Apalachee grabbed the lead in top of the sixth when Allyssa Willer led off with a double and later scored on a two-out double by Reynolds before Sexton’s RBI single made it 2-1. Hodnett got into a jam in the bottom of the frame, surrendering a one-out double and a walk and hit batsman with two outs to load the bases. But she struck out the next hitter on the straight pitches to escape trouble and then worked a perfect seventh with a pair of punch-outs to nail down the win.
Then, after Katelyn Flanders worked the first five innings of Game 2 and allowed three runs (two earned), Hodnett entered the circle in the sixth and tossed four more scoreless, hitless frames, with two free passes and five strikeouts. Hodnett is now 19-4 on the year with a 1.26 ERA, 0.81 WHIP and has fanned 236 hitters in 133 innings.
“We knew Calhoun was a very good team, but Emily was the difference-maker,” Bailey said. “She made one mistake in that first game to a great hitter, but she bounced right back and we were able to close it out. With her pitching, we felt confident that if we could get a couple runs we would be in good shape. We played some outstanding defense and got the timely hitting that we needed.
“The best part of our team is it is really player-led, and that makes our job as coaches so much easier. They came together and fought for each other, and that propelled us to play at an extremely high level. We like our matchup with Northgate in a two-out-three series and feel confident about our pitching depth.”
Bailey, in his second season at the helm, has the Wildcats in the Elite Eight for a second straight year. While they would normally be gearing up to head to Columbus, they’ll instead play at Northgate after the GHSA condensed its softball postseason into two weeks and trimmed the number of teams from each classification in Columbus down to four for coronavirus-related reasons.
Northgate, the No. 3 seed out of Region 2, swept Region 4 No. 4 seed Union Grove in the Sweet Sixteen on Thursday after sweeping past Mundy’s Mill in the first round.
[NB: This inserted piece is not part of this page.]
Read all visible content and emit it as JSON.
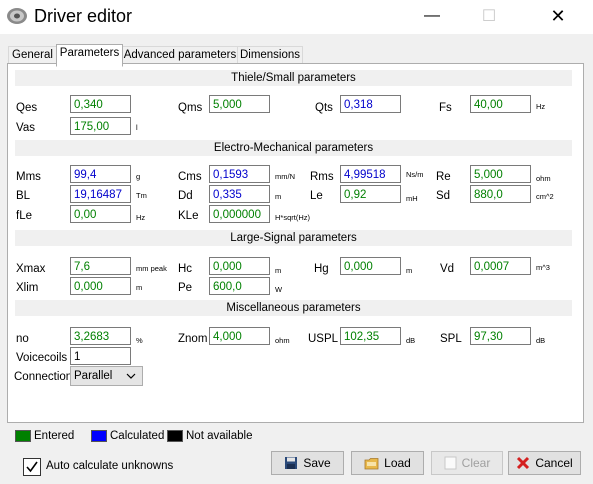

The Vikings knocked out the Wildcats in a losers’ bracket elimination game in Columbus last year, 3-2, in a game in which the Wildcats were plagued by costly errors.
But the Wildcats are a team eager to turn the page and be the last one left standing. And they are unfazed by having to go on the road or by whoever they face after going through a tough gauntlet of a non-region schedule and playing in a competitive Region 8 that still has three teams left in the playoffs — champion Walnut Grove and No. 2 seed Loganville are in the Elite 8, while No. 4 seed Greenbrier made it to the Sweet Sixteen before falling to Woodland-Cartersville.
“We’ve got a little bit of a chip on our shoulder,” Bailey said. “We feel like we’re more experienced and head and shoulders better than we were last year. Those mistakes we made down in Columbus have been motivating us and we are playing to get back down there and have some redemption.
“Northgate is a strong program. They have a really good pitcher, so we expect another battle. It’s nothing necessarily that we can’t hit. We’ve just got to be disciplined and put together some good at-bats. It’s why we played the schedule we did, and we’ve had these kinds of battles just about every week.”